Which lines in the records below contain the word "stimulations"? Copy each one.

Interface dataset entries
Content starts

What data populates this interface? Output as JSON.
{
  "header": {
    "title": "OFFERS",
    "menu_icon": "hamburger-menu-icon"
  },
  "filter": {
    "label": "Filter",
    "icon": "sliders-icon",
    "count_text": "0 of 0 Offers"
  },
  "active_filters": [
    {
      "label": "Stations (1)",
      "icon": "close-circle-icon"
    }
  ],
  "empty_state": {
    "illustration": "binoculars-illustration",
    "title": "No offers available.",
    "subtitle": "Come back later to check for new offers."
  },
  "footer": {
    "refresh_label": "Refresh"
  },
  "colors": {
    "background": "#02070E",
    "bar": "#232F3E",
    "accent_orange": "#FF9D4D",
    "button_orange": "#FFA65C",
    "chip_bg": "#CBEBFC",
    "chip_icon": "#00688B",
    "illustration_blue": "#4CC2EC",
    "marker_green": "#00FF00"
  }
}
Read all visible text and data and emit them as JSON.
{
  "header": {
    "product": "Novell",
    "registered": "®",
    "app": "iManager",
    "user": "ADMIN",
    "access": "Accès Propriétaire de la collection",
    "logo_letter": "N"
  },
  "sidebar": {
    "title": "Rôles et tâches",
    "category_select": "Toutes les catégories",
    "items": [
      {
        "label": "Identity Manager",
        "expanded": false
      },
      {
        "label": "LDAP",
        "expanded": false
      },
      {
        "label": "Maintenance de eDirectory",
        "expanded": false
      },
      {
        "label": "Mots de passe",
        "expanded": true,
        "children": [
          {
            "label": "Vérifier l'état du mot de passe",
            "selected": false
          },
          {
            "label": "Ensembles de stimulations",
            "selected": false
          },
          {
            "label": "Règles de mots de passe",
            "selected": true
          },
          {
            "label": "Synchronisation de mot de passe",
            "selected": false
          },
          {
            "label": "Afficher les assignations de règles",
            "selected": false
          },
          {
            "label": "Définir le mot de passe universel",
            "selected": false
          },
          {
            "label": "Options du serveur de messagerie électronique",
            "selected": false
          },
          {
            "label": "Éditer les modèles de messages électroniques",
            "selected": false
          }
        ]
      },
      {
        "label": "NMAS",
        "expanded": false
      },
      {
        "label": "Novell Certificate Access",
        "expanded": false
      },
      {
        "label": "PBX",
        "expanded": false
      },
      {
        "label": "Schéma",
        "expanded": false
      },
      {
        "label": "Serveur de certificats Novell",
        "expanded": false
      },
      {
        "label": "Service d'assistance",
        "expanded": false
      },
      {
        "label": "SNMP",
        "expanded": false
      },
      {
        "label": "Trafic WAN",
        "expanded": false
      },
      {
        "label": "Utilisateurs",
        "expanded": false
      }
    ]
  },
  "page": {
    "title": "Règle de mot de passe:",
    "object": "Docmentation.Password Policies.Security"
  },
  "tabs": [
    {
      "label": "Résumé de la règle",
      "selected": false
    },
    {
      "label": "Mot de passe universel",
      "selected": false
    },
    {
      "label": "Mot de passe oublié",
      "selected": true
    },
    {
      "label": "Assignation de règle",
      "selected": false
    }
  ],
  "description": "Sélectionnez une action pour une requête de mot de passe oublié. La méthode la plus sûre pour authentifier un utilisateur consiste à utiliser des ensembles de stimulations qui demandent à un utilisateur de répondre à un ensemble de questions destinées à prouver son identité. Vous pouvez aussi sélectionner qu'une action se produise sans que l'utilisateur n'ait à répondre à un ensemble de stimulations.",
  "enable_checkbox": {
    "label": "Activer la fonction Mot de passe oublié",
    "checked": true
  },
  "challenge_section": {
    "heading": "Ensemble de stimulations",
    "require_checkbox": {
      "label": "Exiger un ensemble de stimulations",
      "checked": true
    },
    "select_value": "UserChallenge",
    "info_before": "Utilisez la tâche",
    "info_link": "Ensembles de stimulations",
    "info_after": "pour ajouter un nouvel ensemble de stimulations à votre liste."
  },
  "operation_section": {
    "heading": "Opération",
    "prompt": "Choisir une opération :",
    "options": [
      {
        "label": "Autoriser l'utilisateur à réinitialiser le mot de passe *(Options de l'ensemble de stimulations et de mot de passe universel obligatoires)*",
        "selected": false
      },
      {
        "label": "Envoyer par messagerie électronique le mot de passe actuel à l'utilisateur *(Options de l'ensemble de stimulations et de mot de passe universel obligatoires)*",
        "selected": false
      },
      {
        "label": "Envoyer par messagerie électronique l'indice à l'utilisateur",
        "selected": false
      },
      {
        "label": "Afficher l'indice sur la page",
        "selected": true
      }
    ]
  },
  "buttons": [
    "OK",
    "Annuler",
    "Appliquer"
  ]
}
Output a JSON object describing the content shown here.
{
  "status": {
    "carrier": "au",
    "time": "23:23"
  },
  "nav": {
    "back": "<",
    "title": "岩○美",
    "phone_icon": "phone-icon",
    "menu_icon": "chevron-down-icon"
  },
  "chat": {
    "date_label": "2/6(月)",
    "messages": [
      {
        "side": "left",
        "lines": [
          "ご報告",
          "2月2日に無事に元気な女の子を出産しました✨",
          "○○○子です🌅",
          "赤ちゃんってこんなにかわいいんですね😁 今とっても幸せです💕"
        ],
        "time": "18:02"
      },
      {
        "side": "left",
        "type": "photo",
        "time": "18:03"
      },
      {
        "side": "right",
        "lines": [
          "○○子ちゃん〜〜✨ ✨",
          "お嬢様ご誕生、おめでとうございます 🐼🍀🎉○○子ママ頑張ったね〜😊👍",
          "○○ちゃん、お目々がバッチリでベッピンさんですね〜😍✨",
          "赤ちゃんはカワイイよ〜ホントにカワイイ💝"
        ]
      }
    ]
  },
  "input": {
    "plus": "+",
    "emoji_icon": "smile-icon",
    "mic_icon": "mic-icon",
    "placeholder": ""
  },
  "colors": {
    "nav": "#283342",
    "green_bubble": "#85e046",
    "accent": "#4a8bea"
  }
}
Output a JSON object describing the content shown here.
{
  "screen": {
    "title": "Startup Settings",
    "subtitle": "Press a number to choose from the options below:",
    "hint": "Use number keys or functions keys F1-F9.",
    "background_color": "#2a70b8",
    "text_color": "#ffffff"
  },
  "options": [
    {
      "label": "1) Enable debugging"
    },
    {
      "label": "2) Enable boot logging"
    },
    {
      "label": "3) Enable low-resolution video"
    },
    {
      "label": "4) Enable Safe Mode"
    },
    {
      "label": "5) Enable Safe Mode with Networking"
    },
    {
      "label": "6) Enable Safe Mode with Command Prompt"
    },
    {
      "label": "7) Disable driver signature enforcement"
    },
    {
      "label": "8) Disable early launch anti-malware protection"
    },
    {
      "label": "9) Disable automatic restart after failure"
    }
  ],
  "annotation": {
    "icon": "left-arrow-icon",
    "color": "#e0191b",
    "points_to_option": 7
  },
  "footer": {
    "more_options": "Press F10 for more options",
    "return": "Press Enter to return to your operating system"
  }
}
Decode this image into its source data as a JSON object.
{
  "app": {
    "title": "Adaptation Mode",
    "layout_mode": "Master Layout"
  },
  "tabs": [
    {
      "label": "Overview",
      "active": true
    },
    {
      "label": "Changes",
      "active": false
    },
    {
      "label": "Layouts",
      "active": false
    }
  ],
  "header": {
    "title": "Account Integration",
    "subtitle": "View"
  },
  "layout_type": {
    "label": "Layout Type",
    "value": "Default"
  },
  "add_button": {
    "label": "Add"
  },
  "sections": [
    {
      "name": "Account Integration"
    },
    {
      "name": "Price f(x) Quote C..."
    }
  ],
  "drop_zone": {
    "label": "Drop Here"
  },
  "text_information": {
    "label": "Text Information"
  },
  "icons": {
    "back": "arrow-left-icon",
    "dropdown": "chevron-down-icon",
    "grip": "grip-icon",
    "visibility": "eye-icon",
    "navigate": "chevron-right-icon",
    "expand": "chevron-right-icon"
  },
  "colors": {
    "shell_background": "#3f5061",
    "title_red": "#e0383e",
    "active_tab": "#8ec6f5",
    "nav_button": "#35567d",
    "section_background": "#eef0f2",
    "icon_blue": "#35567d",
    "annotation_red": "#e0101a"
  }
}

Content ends

__Solution to the problem__:
            "label": "Ensembles de stimulations",
  "description": "Sélectionnez une action pour une requête de mot de passe oublié. La méthode la plus sûre pour authentifier un utilisateur consiste à utiliser des ensembles de stimulations qui demandent à un utilisateur de répondre à un ensemble de questions destinées à prouver son identité. Vous pouvez aussi sélectionner qu'une action se produise sans que l'utilisateur n'ait à répondre à un ensemble de stimulations.",
    "heading": "Ensemble de stimulations",
      "label": "Exiger un ensemble de stimulations",
    "info_link": "Ensembles de stimulations",
    "info_after": "pour ajouter un nouvel ensemble de stimulations à votre liste."
        "label": "Autoriser l'utilisateur à réinitialiser le mot de passe *(Options de l'ensemble de stimulations et de mot de passe universel obligatoires)*",
        "label": "Envoyer par messagerie électronique le mot de passe actuel à l'utilisateur *(Options de l'ensemble de stimulations et de mot de passe universel obligatoires)*",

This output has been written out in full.